Author + information
- Received December 14, 1989
- Revision received March 7, 1990
- Accepted April 5, 1990
- Published online September 1, 1990.
- Fernando E.S. Cruz, MD,
- Emile C. Cheriex, MD,
- Joep L.R.M. Smeets, MD,
- Jacob Atié, MD1,
- Ayrton K. Peres, MD, PhD,
- Olaf C.K.M. Penn, MD,
- Pedro Brugada, MD∗ and
- Hein J.J. Wellens, MD, FACC
- ↵∗Address for reprints: Pedro Brugada, MD, Department of Cardiology, PO Box 1918, 6201 BX Maastricht, The Netherlands.

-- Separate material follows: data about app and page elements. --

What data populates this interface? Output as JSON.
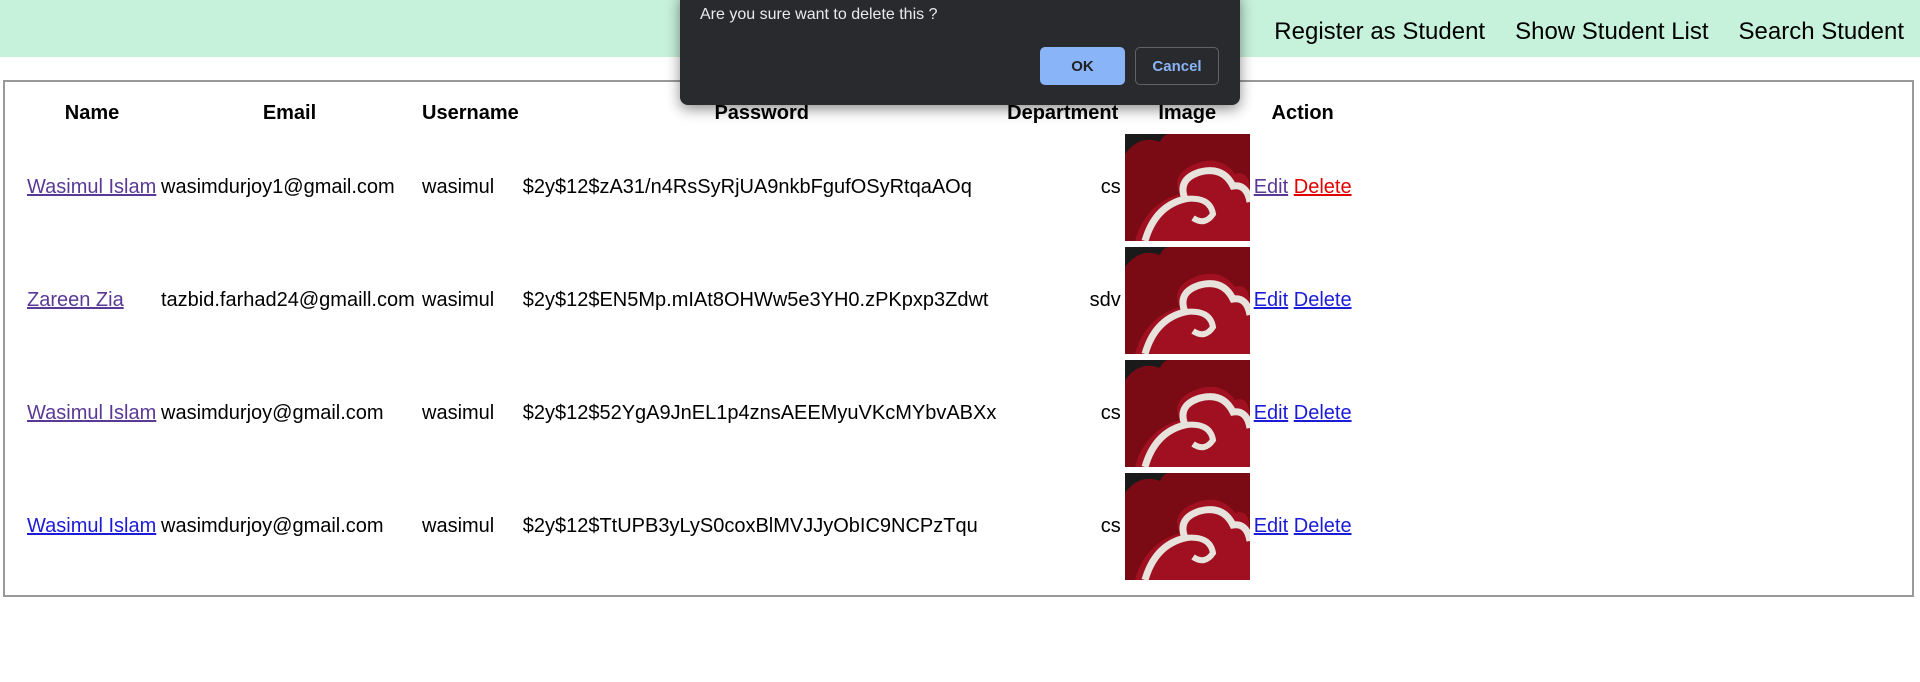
{
  "nav": {
    "register": "Register as Student",
    "show_list": "Show Student List",
    "search": "Search Student"
  },
  "table": {
    "headers": {
      "name": "Name",
      "email": "Email",
      "username": "Username",
      "password": "Password",
      "department": "Department",
      "image": "Image",
      "action": "Action"
    },
    "rows": [
      {
        "name": "Wasimul Islam",
        "email": "wasimdurjoy1@gmail.com",
        "username": "wasimul",
        "password": "$2y$12$zA31/n4RsSyRjUA9nkbFgufOSyRtqaAOq",
        "department": "cs",
        "edit": "Edit",
        "delete": "Delete"
      },
      {
        "name": "Zareen Zia",
        "email": "tazbid.farhad24@gmaill.com",
        "username": "wasimul",
        "password": "$2y$12$EN5Mp.mIAt8OHWw5e3YH0.zPKpxp3Zdwt",
        "department": "sdv",
        "edit": "Edit",
        "delete": "Delete"
      },
      {
        "name": "Wasimul Islam",
        "email": "wasimdurjoy@gmail.com",
        "username": "wasimul",
        "password": "$2y$12$52YgA9JnEL1p4znsAEEMyuVKcMYbvABXx",
        "department": "cs",
        "edit": "Edit",
        "delete": "Delete"
      },
      {
        "name": "Wasimul Islam",
        "email": "wasimdurjoy@gmail.com",
        "username": "wasimul",
        "password": "$2y$12$TtUPB3yLyS0coxBlMVJJyObIC9NCPzTqu",
        "department": "cs",
        "edit": "Edit",
        "delete": "Delete"
      }
    ]
  },
  "dialog": {
    "message": "Are you sure want to delete this ?",
    "ok": "OK",
    "cancel": "Cancel"
  }
}
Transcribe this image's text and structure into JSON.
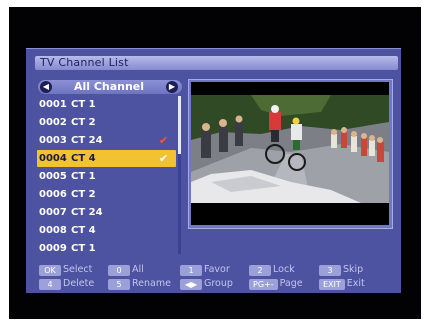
{
  "window": {
    "title": "TV Channel List"
  },
  "group": {
    "label": "All Channel",
    "prev_icon": "left-arrow-icon",
    "next_icon": "right-arrow-icon"
  },
  "channels": [
    {
      "num": "0001",
      "name": "CT 1",
      "fav": ""
    },
    {
      "num": "0002",
      "name": "CT 2",
      "fav": ""
    },
    {
      "num": "0003",
      "name": "CT 24",
      "fav": "✔"
    },
    {
      "num": "0004",
      "name": "CT 4",
      "fav": "✔"
    },
    {
      "num": "0005",
      "name": "CT 1",
      "fav": ""
    },
    {
      "num": "0006",
      "name": "CT 2",
      "fav": ""
    },
    {
      "num": "0007",
      "name": "CT 24",
      "fav": ""
    },
    {
      "num": "0008",
      "name": "CT 4",
      "fav": ""
    },
    {
      "num": "0009",
      "name": "CT 1",
      "fav": ""
    }
  ],
  "selected_index": 3,
  "legend": [
    {
      "key": "OK",
      "label": "Select"
    },
    {
      "key": "0",
      "label": "All"
    },
    {
      "key": "1",
      "label": "Favor"
    },
    {
      "key": "2",
      "label": "Lock"
    },
    {
      "key": "3",
      "label": "Skip"
    },
    {
      "key": "4",
      "label": "Delete"
    },
    {
      "key": "5",
      "label": "Rename"
    },
    {
      "key": "◀▶",
      "label": "Group"
    },
    {
      "key": "PG+-",
      "label": "Page"
    },
    {
      "key": "EXIT",
      "label": "Exit"
    }
  ],
  "colors": {
    "panel": "#4e53a1",
    "highlight": "#f2c233",
    "favorite_mark": "#ff5a1e"
  }
}
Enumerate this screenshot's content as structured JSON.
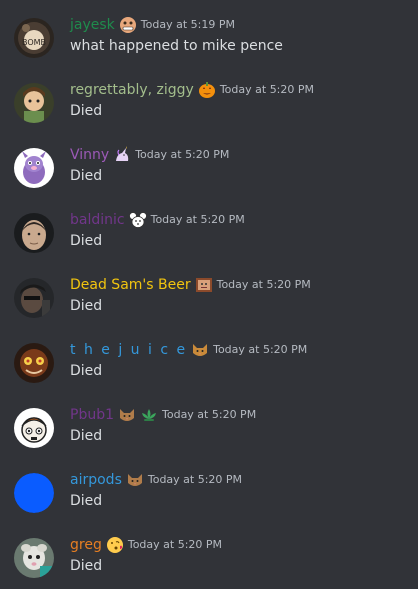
{
  "messages": [
    {
      "author": "jayesk",
      "color": "#1f8b4c",
      "badges": [
        "flexing-face-badge"
      ],
      "time": "Today at 5:19 PM",
      "text": "what happened to mike pence",
      "avatar": "jayesk-avatar"
    },
    {
      "author": "regrettably, ziggy",
      "color": "#a3be8c",
      "badges": [
        "jack-o-lantern-badge"
      ],
      "time": "Today at 5:20 PM",
      "text": "Died",
      "avatar": "ziggy-avatar"
    },
    {
      "author": "Vinny",
      "color": "#9b59b6",
      "badges": [
        "unicorn-badge"
      ],
      "time": "Today at 5:20 PM",
      "text": "Died",
      "avatar": "vinny-avatar"
    },
    {
      "author": "baldinic",
      "color": "#71368a",
      "badges": [
        "mouse-face-badge"
      ],
      "time": "Today at 5:20 PM",
      "text": "Died",
      "avatar": "baldinic-avatar"
    },
    {
      "author": "Dead Sam's Beer",
      "color": "#f1c40f",
      "badges": [
        "framed-face-badge"
      ],
      "time": "Today at 5:20 PM",
      "text": "Died",
      "avatar": "dead-sams-beer-avatar"
    },
    {
      "author": "t h e j u i c e",
      "color": "#3498db",
      "badges": [
        "cat-badge"
      ],
      "time": "Today at 5:20 PM",
      "text": "Died",
      "avatar": "thejuice-avatar"
    },
    {
      "author": "Pbub1",
      "color": "#71368a",
      "badges": [
        "cat-badge",
        "lotus-badge"
      ],
      "time": "Today at 5:20 PM",
      "text": "Died",
      "avatar": "pbub1-avatar"
    },
    {
      "author": "airpods",
      "color": "#3498db",
      "badges": [
        "cat-badge"
      ],
      "time": "Today at 5:20 PM",
      "text": "Died",
      "avatar": "airpods-avatar"
    },
    {
      "author": "greg",
      "color": "#e67e22",
      "badges": [
        "kissing-face-badge"
      ],
      "time": "Today at 5:20 PM",
      "text": "Died",
      "avatar": "greg-avatar"
    }
  ]
}
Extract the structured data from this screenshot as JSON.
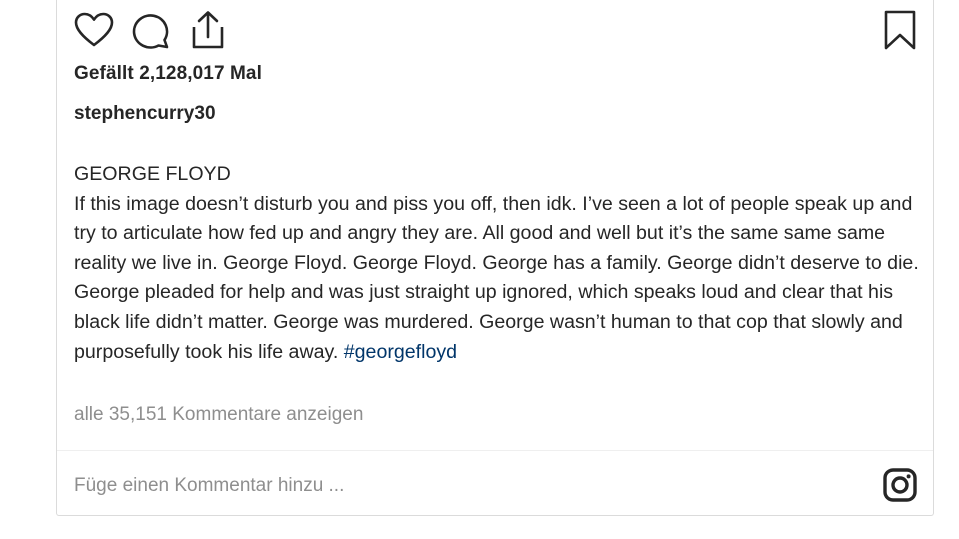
{
  "actions": {
    "like_icon": "heart-icon",
    "comment_icon": "comment-bubble-icon",
    "share_icon": "share-upload-icon",
    "save_icon": "bookmark-icon"
  },
  "post": {
    "likes_text": "Gefällt 2,128,017 Mal",
    "username": "stephencurry30",
    "caption_heading": "GEORGE FLOYD",
    "caption_body": "If this image doesn’t disturb you and piss you off, then idk. I’ve seen a lot of people speak up and try to articulate how fed up and angry they are. All good and well but it’s the same same same reality we live in. George Floyd. George Floyd. George has a family. George didn’t deserve to die. George pleaded for help and was just straight up ignored, which speaks loud and clear that his black life didn’t matter. George was murdered. George wasn’t human to that cop that slowly and purposefully took his life away.",
    "hashtag": "#georgefloyd",
    "view_comments": "alle 35,151 Kommentare anzeigen"
  },
  "comment_box": {
    "placeholder": "Füge einen Kommentar hinzu ...",
    "value": ""
  },
  "colors": {
    "text": "#262626",
    "muted": "#8e8e8e",
    "hashtag": "#003569",
    "border": "#dbdbdb"
  }
}
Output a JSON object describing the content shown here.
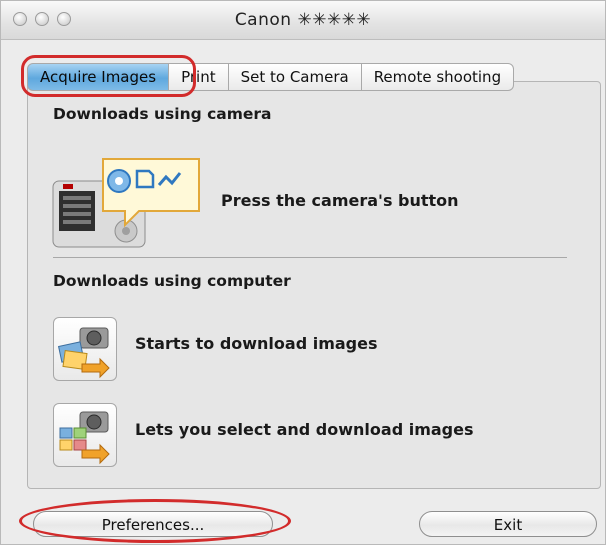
{
  "window": {
    "title": "Canon ✳✳✳✳✳"
  },
  "tabs": [
    {
      "label": "Acquire Images",
      "active": true
    },
    {
      "label": "Print",
      "active": false
    },
    {
      "label": "Set to Camera",
      "active": false
    },
    {
      "label": "Remote shooting",
      "active": false
    }
  ],
  "sections": {
    "camera": {
      "heading": "Downloads using camera",
      "items": [
        {
          "icon": "camera-button-icon",
          "label": "Press the camera's button"
        }
      ]
    },
    "computer": {
      "heading": "Downloads using computer",
      "items": [
        {
          "icon": "download-images-icon",
          "label": "Starts to download images"
        },
        {
          "icon": "select-download-icon",
          "label": "Lets you select and download images"
        }
      ]
    }
  },
  "buttons": {
    "preferences": "Preferences...",
    "exit": "Exit"
  },
  "colors": {
    "accent_tab": "#5fa8de",
    "annotation": "#d22b2b"
  }
}
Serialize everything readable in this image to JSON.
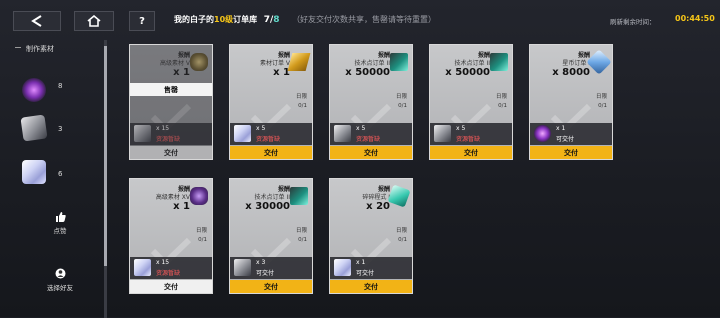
{
  "header": {
    "title_prefix": "我的",
    "title_name": "白子",
    "title_of": "的",
    "title_level": "10级",
    "title_suffix": "订单库",
    "count_current": "7",
    "count_sep": "/",
    "count_total": "8",
    "note": "（好友交付次数共享，售罄请等待重置）",
    "refresh_label": "刷新剩余时间：",
    "timer": "00:44:50"
  },
  "sidebar": {
    "section_label": "制作素材",
    "materials": [
      {
        "count": "8",
        "icon": "purple-orb-icon"
      },
      {
        "count": "3",
        "icon": "silver-card-icon"
      },
      {
        "count": "6",
        "icon": "crystal-cube-icon"
      }
    ],
    "like_label": "点赞",
    "friend_label": "选择好友"
  },
  "cards": [
    {
      "header": "报酬",
      "name": "高级素材 V",
      "qty": "x 1",
      "limit_label": "",
      "limit_value": "",
      "req_qty": "x 15",
      "req_status": "资源暂缺",
      "button": "交付",
      "sold": true,
      "sold_label": "售罄",
      "req_icon": "silver-card-icon",
      "reward_icon": "ore-icon"
    },
    {
      "header": "报酬",
      "name": "素材订单 V",
      "qty": "x 1",
      "limit_label": "日限",
      "limit_value": "0/1",
      "req_qty": "x 5",
      "req_status": "资源暂缺",
      "button": "交付",
      "sold": false,
      "req_icon": "crystal-cube-icon",
      "reward_icon": "gold-bars-icon"
    },
    {
      "header": "报酬",
      "name": "技术点订单 II",
      "qty": "x 50000",
      "limit_label": "日限",
      "limit_value": "0/1",
      "req_qty": "x 5",
      "req_status": "资源暂缺",
      "button": "交付",
      "sold": false,
      "req_icon": "silver-card-icon",
      "reward_icon": "exp-chip-icon"
    },
    {
      "header": "报酬",
      "name": "技术点订单 II",
      "qty": "x 50000",
      "limit_label": "日限",
      "limit_value": "0/1",
      "req_qty": "x 5",
      "req_status": "资源暂缺",
      "button": "交付",
      "sold": false,
      "req_icon": "silver-card-icon",
      "reward_icon": "exp-chip-icon"
    },
    {
      "header": "报酬",
      "name": "星币订单 I",
      "qty": "x 8000",
      "limit_label": "日限",
      "limit_value": "0/1",
      "req_qty": "x 1",
      "req_status": "可交付",
      "button": "交付",
      "sold": false,
      "req_icon": "purple-orb-icon",
      "reward_icon": "star-coin-icon"
    },
    {
      "header": "报酬",
      "name": "高级素材 XV",
      "qty": "x 1",
      "limit_label": "日限",
      "limit_value": "0/1",
      "req_qty": "x 15",
      "req_status": "资源暂缺",
      "button": "交付",
      "sold": false,
      "req_icon": "crystal-cube-icon",
      "reward_icon": "purple-ore-icon"
    },
    {
      "header": "报酬",
      "name": "技术点订单 II",
      "qty": "x 30000",
      "limit_label": "日限",
      "limit_value": "0/1",
      "req_qty": "x 3",
      "req_status": "可交付",
      "button": "交付",
      "sold": false,
      "req_icon": "silver-card-icon",
      "reward_icon": "exp-chip-icon"
    },
    {
      "header": "报酬",
      "name": "碎碎程式 I",
      "qty": "x 20",
      "limit_label": "日限",
      "limit_value": "0/1",
      "req_qty": "x 1",
      "req_status": "可交付",
      "button": "交付",
      "sold": false,
      "req_icon": "crystal-cube-icon",
      "reward_icon": "teal-program-icon"
    }
  ],
  "colors": {
    "accent": "#f2b316",
    "status_missing": "#ff5a5a",
    "status_ok": "#ffffff",
    "count_teal": "#60d7c8"
  }
}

Seven of 17 patients with incessant supraventricular tachycardia caused by an accessory pathway with a long retrograde conduction time were seen with symptoms or echocardiographic signs of a tachycardia-induced cardiomyopathy. Three patients were in New York Heart Association functional class II with dyspnea and four were in class III. Eight patients (six with tachycardia-induced cardiomyopathy) underwent surgery because of failure of medical treatment (including one patient in functional class I) and one underwent direct current catheter ablation of the atrioventricular (AV) node.
In six patients echocardiograms recorded before and after the procedure were available. Before surgery or direct current ablation the mean left ventricular ejection fraction was 36.3 ± 8.7%, the left ventricular end-diastolic diameter 55.7 ± 7.6 mm and the left ventricular end-systolic diameter 44.3 ± 7.8 mm. A mean of 21.6 ± 6.8 months after the procedure the mean left ventricular ejection fraction increased to 58.6 ± 8.0%, the left ventricular end-diastolic diameter decreased to 49.0 ± 3.6 mm and the left ventricular end-systolic diameter decreased to 32.2 ± 2.7 mm; all six patients were in functional class I.
These results confirm that control of incessant tachycardia leads to a regression of symptoms and signs of cardiomyopathy and progressive normalization of the dimensions of the heart. Because of these findings, surgery should be considered early in patients with an accessory AV pathway and incessant tachycardia. The presence of a tachycardia-induced cardiomyopathy should therefore be an indication for surgery rather than a contraindication.
- Received December 14, 1989.
- Revision received March 7, 1990.
- Accepted April 5, 1990.